Setting Variables

Hi All,

I’m relatively new to OOP and trying to make headway but am getting a little stuck at the theory, and whether it is how my class is split up,or just a concept I’m not grasping. When dealing with users and their sessions, I have a private variable to contain the user’s ID and is returned by a function. Setting it is where I have a problem - it would obviously be set when a user completes a login successfully - along with other information about them stuck in the database - however when checking if they were logged in, when they have navigated away, and a new instance of the class is called - surely it would need to be set again by the function checking their login - therefore being set in two places. This seems a little bit redundant to me - or am I heading down the right path?


This is the ideal place to use the PHP session. You can read all about PHP sessions here.

Upon successful login, I would set the session variables something like this:
$_SESSION[‘login’] = array();
$_SESSION[‘login’][‘userid’] = $_POST[‘userid’];
$_SESSION[‘login’][‘timestamp’] = time();

Then to check for a valid login on a subsequent page load:

if (array_key_exists('login', $_SESSION)) {
if (array_key_exists('timestamp', $_SESSION['login'])) {
if (time() - $_SESSION['login']['timestamp'] < 900) {
// login is valid, update the timestamp
$_SESSION['login']['timestamp'] = time();
$loginIsValid = true;
} else $error = 'Login timed out';
} else $error = 'Not logged in';
} else $error = 'Not logged in';

The vile art of thread necromancy in action!! And in a two-for-one, the answer given doesn’t really answer the OP’s question. :nono:

First, some background.

HTTP is a stateless protocol. This means that each transaction between server and browser is independent of the others. While this aids the robustness of the web as a whole, it’s a hindrance when dealing with dynamic pages that must carry a state between transactions, such as a logged in state. To do this PHP implements a session variable as the second poster pointed out. You can store the user information there between page loads to recover any information the user provided in a previous transaction.

In an OOP environment the user object is often serialized and then written to the session variable. When the object is unserialized it can recover the information that was serialized for it and return to the state it had before the last page transaction ended.

The best way to serialize an object is to implement the [fphp=serializable]Serializeable interface[/fphp] in that object.

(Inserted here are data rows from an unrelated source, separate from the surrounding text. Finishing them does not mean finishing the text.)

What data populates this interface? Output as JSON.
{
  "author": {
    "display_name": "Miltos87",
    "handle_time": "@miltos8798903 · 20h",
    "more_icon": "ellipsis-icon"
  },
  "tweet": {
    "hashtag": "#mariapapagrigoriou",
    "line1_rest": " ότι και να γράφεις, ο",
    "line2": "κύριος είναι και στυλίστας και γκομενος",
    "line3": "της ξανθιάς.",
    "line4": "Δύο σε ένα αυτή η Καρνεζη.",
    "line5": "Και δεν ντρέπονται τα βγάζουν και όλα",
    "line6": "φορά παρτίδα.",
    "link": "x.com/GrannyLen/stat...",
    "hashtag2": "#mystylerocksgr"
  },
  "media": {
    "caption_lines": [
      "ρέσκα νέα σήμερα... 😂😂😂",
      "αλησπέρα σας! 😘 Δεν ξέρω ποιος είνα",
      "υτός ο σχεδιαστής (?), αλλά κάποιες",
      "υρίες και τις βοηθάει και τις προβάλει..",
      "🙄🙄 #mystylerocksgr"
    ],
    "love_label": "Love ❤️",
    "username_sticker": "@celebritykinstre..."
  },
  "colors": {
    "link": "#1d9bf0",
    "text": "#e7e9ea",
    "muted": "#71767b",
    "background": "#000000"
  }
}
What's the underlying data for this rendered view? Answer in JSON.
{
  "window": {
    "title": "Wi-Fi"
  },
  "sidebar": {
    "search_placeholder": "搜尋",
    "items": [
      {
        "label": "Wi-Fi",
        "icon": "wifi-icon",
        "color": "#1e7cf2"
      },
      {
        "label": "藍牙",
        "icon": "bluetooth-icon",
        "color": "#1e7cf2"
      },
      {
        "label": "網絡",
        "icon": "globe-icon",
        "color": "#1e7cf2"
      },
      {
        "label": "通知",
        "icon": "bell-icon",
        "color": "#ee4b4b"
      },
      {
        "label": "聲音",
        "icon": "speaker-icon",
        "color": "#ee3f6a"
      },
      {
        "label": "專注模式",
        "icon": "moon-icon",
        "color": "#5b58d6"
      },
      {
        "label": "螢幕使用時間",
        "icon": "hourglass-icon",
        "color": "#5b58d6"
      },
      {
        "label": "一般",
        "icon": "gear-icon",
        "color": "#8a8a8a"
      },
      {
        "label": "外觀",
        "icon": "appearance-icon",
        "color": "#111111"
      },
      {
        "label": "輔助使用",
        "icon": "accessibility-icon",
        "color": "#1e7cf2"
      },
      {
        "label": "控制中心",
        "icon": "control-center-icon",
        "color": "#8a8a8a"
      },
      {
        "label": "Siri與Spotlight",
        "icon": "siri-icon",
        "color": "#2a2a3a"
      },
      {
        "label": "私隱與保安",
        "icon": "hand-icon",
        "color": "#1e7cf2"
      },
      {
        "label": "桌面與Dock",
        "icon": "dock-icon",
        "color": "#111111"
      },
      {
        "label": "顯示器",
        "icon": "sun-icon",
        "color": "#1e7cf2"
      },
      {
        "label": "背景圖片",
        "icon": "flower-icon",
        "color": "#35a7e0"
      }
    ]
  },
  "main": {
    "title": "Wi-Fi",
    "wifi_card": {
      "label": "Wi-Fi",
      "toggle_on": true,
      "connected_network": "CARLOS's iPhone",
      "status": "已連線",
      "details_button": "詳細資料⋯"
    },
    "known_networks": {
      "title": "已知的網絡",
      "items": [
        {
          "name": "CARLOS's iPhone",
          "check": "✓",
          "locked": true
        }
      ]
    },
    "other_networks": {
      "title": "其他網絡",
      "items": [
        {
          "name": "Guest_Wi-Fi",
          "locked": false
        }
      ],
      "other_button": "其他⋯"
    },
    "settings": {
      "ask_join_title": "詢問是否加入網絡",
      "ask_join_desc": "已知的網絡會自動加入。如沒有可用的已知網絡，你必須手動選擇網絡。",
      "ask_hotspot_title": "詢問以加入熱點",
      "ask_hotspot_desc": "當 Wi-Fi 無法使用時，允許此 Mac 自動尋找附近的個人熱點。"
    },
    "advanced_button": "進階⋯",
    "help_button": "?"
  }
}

A final note about PHP Sessions - these are mapped to the given server the script executes on. In larger site setups with multiple servers and a load balancer a custom solution may become necessary since the session information on one server may not be easily shared with a second (though there are workarounds).

Now second - the original poster is unlikely to see this reply or the one above since the post was made 2 years ago. Also, I’m fairly certain that their programming skills have grown in the interim. This is the main reason for the site stricture on resurrecting threads, which is jokingly called “thread necromancy,” particularly on RPG boards. It’s better to start a new thread.

Mr. Morris apparently doesn’t care for new guys answering questions. I’ll quietly slink back under my rock …

I don’t see anything out of the ordinary, you did reply to a 2 year old question and Michael offered quite good solution on top of yours.

I’m no diplomat, so I can come off as rude at times. That’s not my intent, just my nature. To clarify - Answering questions isn’t bad - answering old ones is. Any thread more than a month old should not be replied to without good reason. And this one seems to have run its course so I’m putting in a request for its closure.